-- RECORDED DATA follows --

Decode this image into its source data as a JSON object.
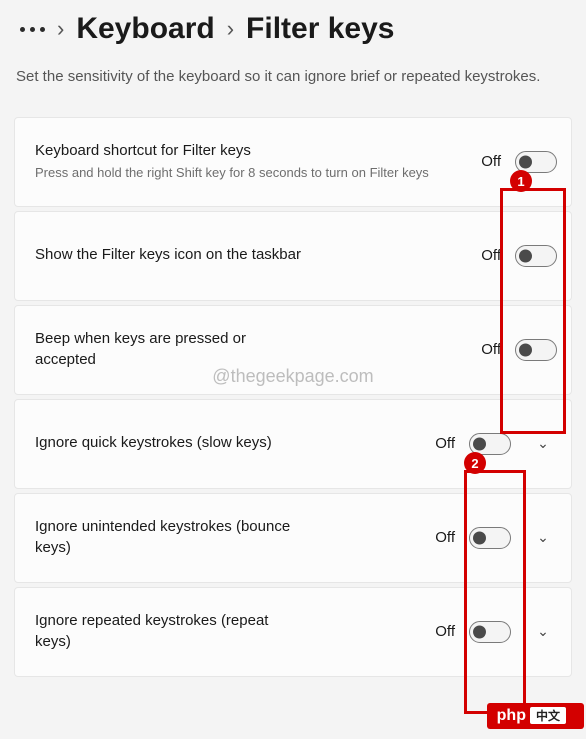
{
  "breadcrumb": {
    "parent": "Keyboard",
    "current": "Filter keys"
  },
  "description": "Set the sensitivity of the keyboard so it can ignore brief or repeated keystrokes.",
  "settings": [
    {
      "title": "Keyboard shortcut for Filter keys",
      "sub": "Press and hold the right Shift key for 8 seconds to turn on Filter keys",
      "state": "Off",
      "expandable": false
    },
    {
      "title": "Show the Filter keys icon on the taskbar",
      "sub": "",
      "state": "Off",
      "expandable": false
    },
    {
      "title": "Beep when keys are pressed or accepted",
      "sub": "",
      "state": "Off",
      "expandable": false
    },
    {
      "title": "Ignore quick keystrokes (slow keys)",
      "sub": "",
      "state": "Off",
      "expandable": true
    },
    {
      "title": "Ignore unintended keystrokes (bounce keys)",
      "sub": "",
      "state": "Off",
      "expandable": true
    },
    {
      "title": "Ignore repeated keystrokes (repeat keys)",
      "sub": "",
      "state": "Off",
      "expandable": true
    }
  ],
  "watermark": "@thegeekpage.com",
  "annotations": {
    "badge1": "1",
    "badge2": "2"
  },
  "footer_badge": {
    "brand": "php",
    "cn": "中文"
  }
}
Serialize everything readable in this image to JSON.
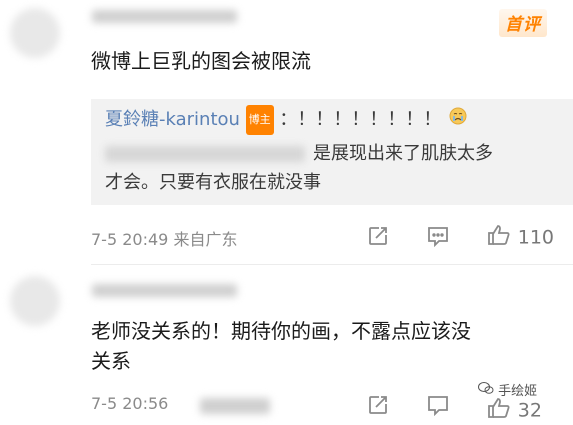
{
  "badge": "首评",
  "comment1": {
    "text": "微博上巨乳的图会被限流",
    "reply": {
      "name": "夏鈴糖-karintou",
      "tag": "博主",
      "exclaim": "：！！！！！！！！",
      "emoji": "crying-face-icon",
      "line1": "是展现出来了肌肤太多",
      "line2": "才会。只要有衣服在就没事"
    },
    "date": "7-5",
    "time": "20:49",
    "location": "来自广东",
    "like_count": "110"
  },
  "comment2": {
    "line1": "老师没关系的！期待你的画，不露点应该没",
    "line2": "关系",
    "date": "7-5",
    "time": "20:56",
    "like_count": "32"
  },
  "watermark": "手绘姬",
  "colors": {
    "accent": "#ff8200",
    "link": "#5a80b5",
    "meta": "#8a8a8a",
    "reply_bg": "#f2f2f2"
  }
}
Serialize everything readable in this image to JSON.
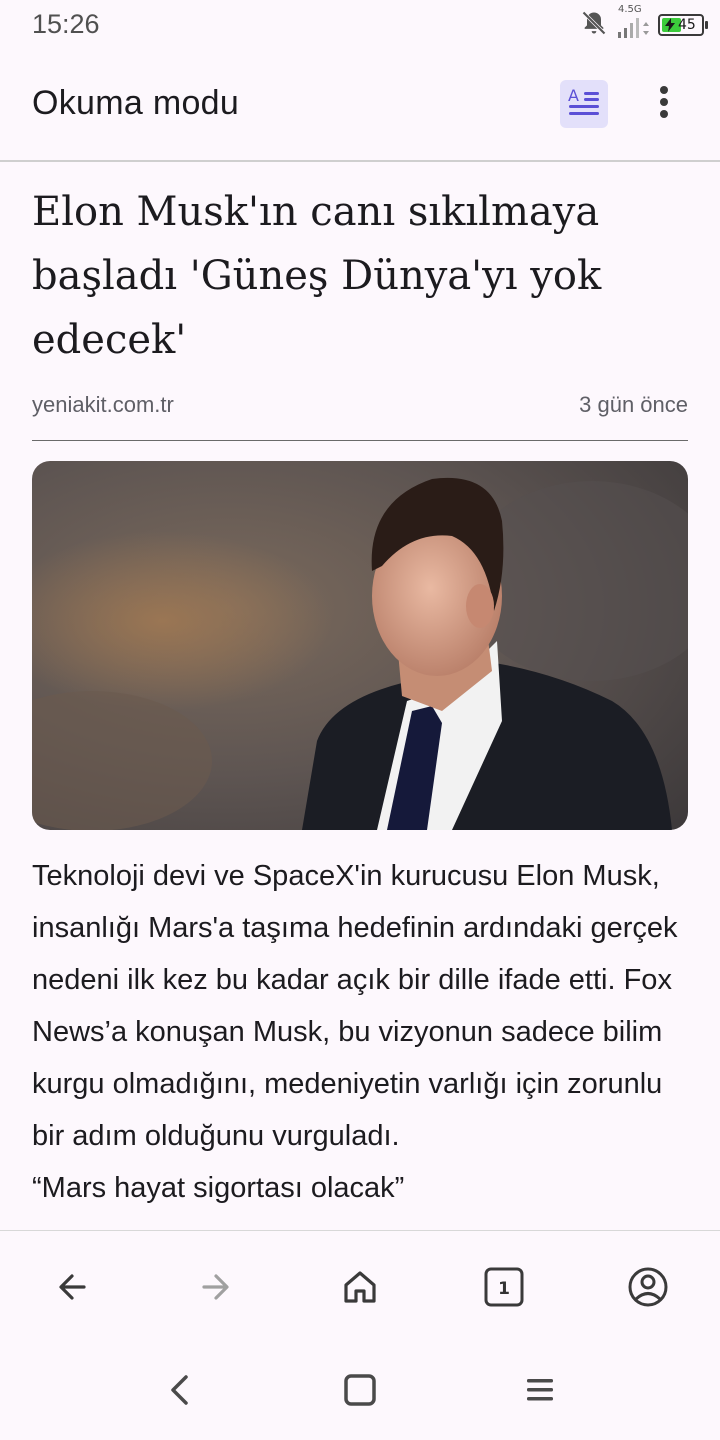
{
  "status_bar": {
    "time": "15:26",
    "network": "4.5G",
    "battery_level": "45",
    "battery_fraction": 0.45,
    "icons": [
      "bell-off-icon",
      "signal-icon",
      "battery-icon"
    ]
  },
  "app_bar": {
    "title": "Okuma modu",
    "reader_icon": "reader-mode-icon",
    "menu_icon": "more-vert-icon",
    "accent_color": "#5b4fd6"
  },
  "article": {
    "headline": "Elon Musk'ın canı sıkılmaya başladı 'Güneş Dünya'yı yok edecek'",
    "source": "yeniakit.com.tr",
    "time_ago": "3 gün önce",
    "image_icon": "article-photo",
    "paragraphs": [
      "Teknoloji devi ve SpaceX'in kurucusu Elon Musk, insanlığı Mars'a taşıma hedefinin ardındaki gerçek nedeni ilk kez bu kadar açık bir dille ifade etti. Fox News’a konuşan Musk, bu vizyonun sadece bilim kurgu olmadığını, medeniyetin varlığı için zorunlu bir adım olduğunu vurguladı.",
      "“Mars hayat sigortası olacak”"
    ]
  },
  "bottom_nav": {
    "items": [
      "back-icon",
      "forward-icon",
      "home-icon",
      "tabs-icon",
      "account-icon"
    ],
    "tab_count": "1"
  },
  "system_nav": {
    "items": [
      "system-back-icon",
      "system-home-icon",
      "system-recents-icon"
    ]
  }
}
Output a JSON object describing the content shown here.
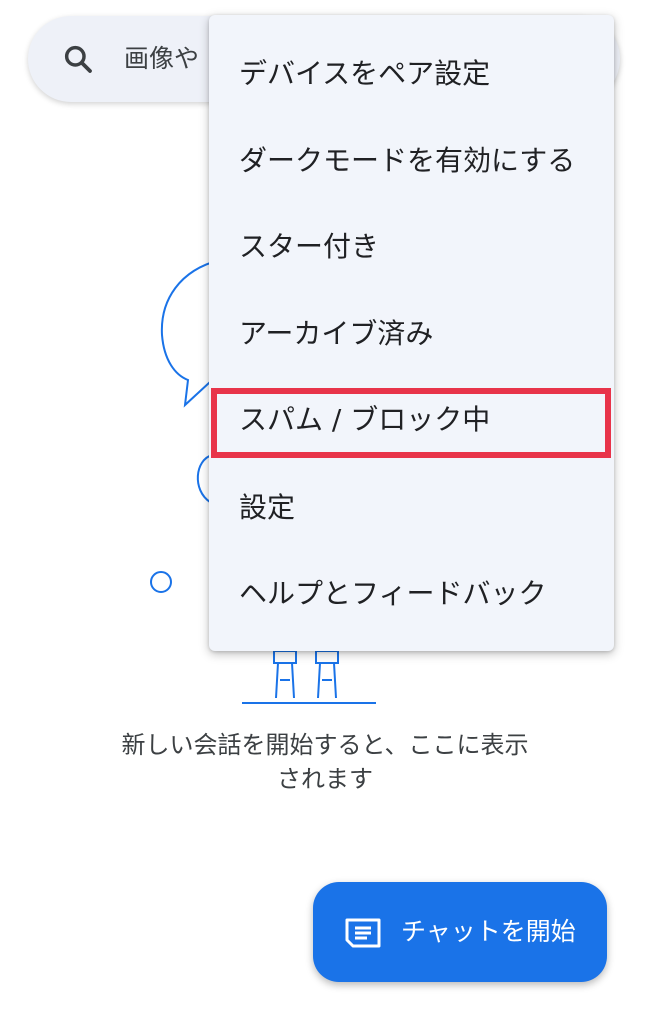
{
  "search": {
    "placeholder": "画像や",
    "icon": "search-icon"
  },
  "menu": {
    "items": [
      {
        "label": "デバイスをペア設定"
      },
      {
        "label": "ダークモードを有効にする"
      },
      {
        "label": "スター付き"
      },
      {
        "label": "アーカイブ済み"
      },
      {
        "label": "スパム / ブロック中"
      },
      {
        "label": "設定"
      },
      {
        "label": "ヘルプとフィードバック"
      }
    ]
  },
  "empty_state": {
    "line1": "新しい会話を開始すると、ここに表示",
    "line2": "されます"
  },
  "fab": {
    "label": "チャットを開始",
    "icon": "message-icon"
  },
  "colors": {
    "accent": "#1a73e8",
    "highlight": "#e8344a",
    "illustration_stroke": "#1a73e8",
    "menu_bg": "#f2f5fb",
    "search_bg": "#eef1f8"
  }
}
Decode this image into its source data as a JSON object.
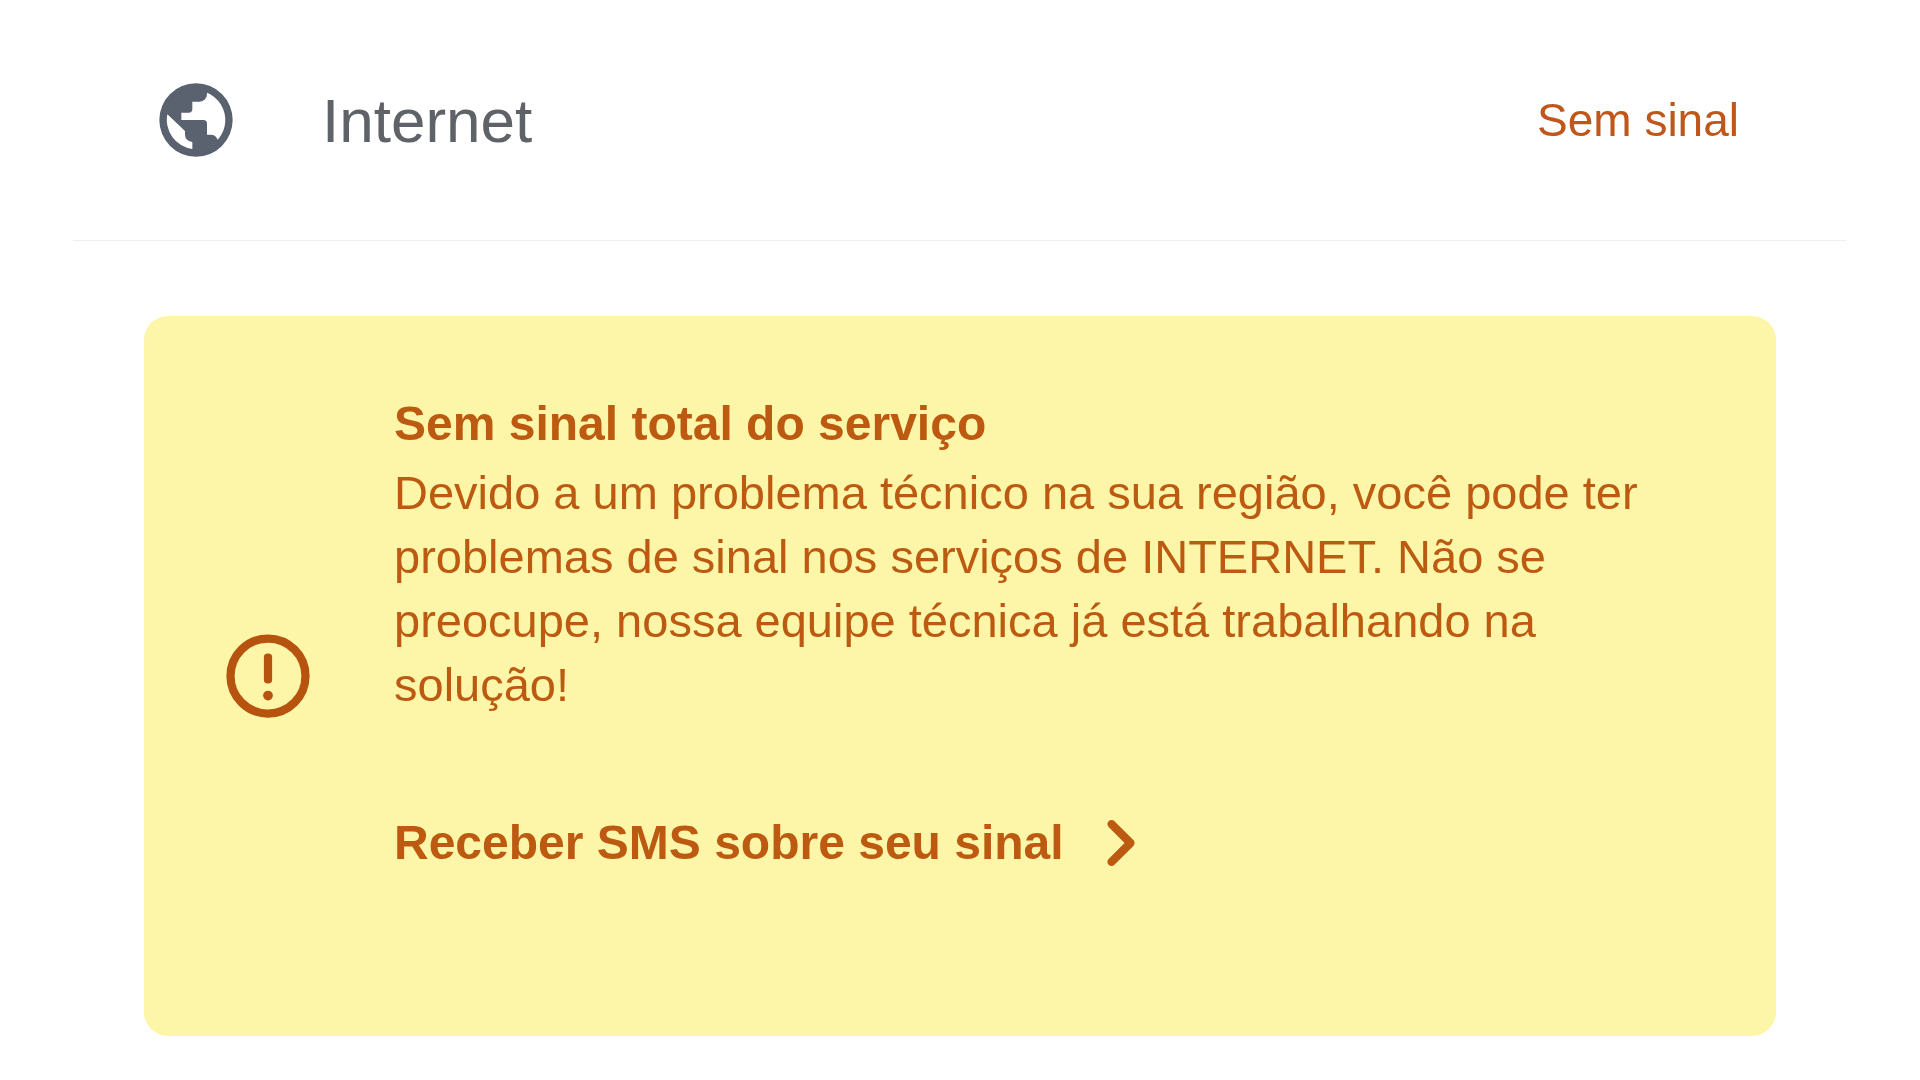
{
  "service": {
    "name": "Internet",
    "status": "Sem sinal"
  },
  "alert": {
    "title": "Sem sinal total do serviço",
    "message": "Devido a um problema técnico na sua região, você pode ter problemas de sinal nos serviços de INTERNET. Não se preocupe, nossa equipe técnica já está trabalhando na solução!",
    "action": "Receber SMS sobre seu sinal"
  }
}
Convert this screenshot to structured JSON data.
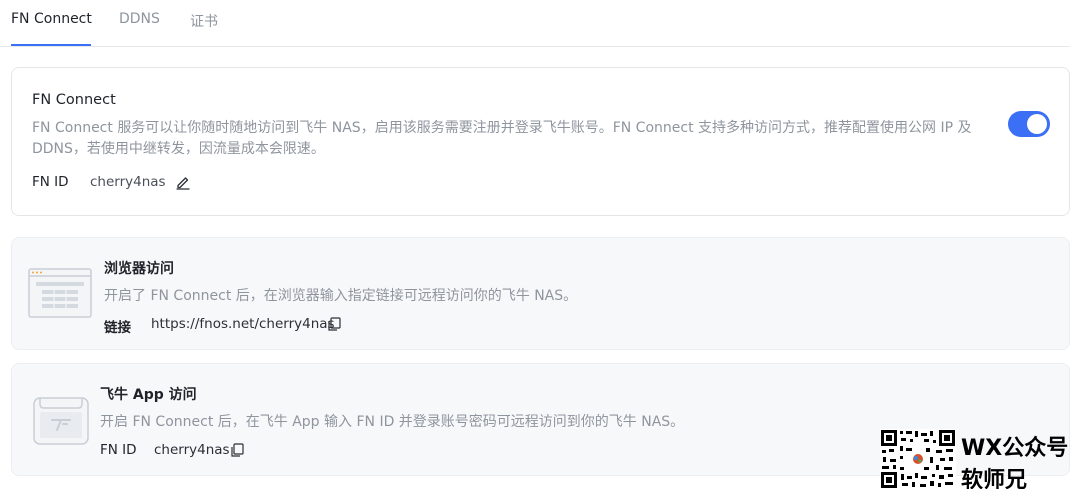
{
  "tabs": [
    {
      "label": "FN Connect",
      "active": true
    },
    {
      "label": "DDNS",
      "active": false
    },
    {
      "label": "证书",
      "active": false
    }
  ],
  "fn_connect": {
    "title": "FN Connect",
    "description_line1": "FN Connect 服务可以让你随时随地访问到飞牛 NAS，启用该服务需要注册并登录飞牛账号。FN Connect 支持多种访问方式，推荐配置使用公网 IP 及",
    "description_line2": "DDNS，若使用中继转发，因流量成本会限速。",
    "id_label": "FN ID",
    "id_value": "cherry4nas",
    "toggle_on": true,
    "edit_icon": "pencil-icon"
  },
  "browser_access": {
    "title": "浏览器访问",
    "description": "开启了 FN Connect 后，在浏览器输入指定链接可远程访问你的飞牛 NAS。",
    "link_label": "链接",
    "link_value": "https://fnos.net/cherry4nas",
    "copy_icon": "copy-icon"
  },
  "app_access": {
    "title": "飞牛 App 访问",
    "description": "开启 FN Connect 后，在飞牛 App 输入 FN ID 并登录账号密码可远程访问到你的飞牛 NAS。",
    "id_label": "FN ID",
    "id_value": "cherry4nas",
    "copy_icon": "copy-icon"
  },
  "watermark": {
    "line1": "WX公众号",
    "line2": "软师兄"
  },
  "colors": {
    "accent": "#3b6ff5",
    "muted_text": "#8f959e",
    "card_gray": "#f7f8fa"
  }
}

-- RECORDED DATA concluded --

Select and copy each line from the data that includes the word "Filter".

    "current": "Filter keys"
      "title": "Keyboard shortcut for Filter keys",
      "sub": "Press and hold the right Shift key for 8 seconds to turn on Filter keys",
      "title": "Show the Filter keys icon on the taskbar",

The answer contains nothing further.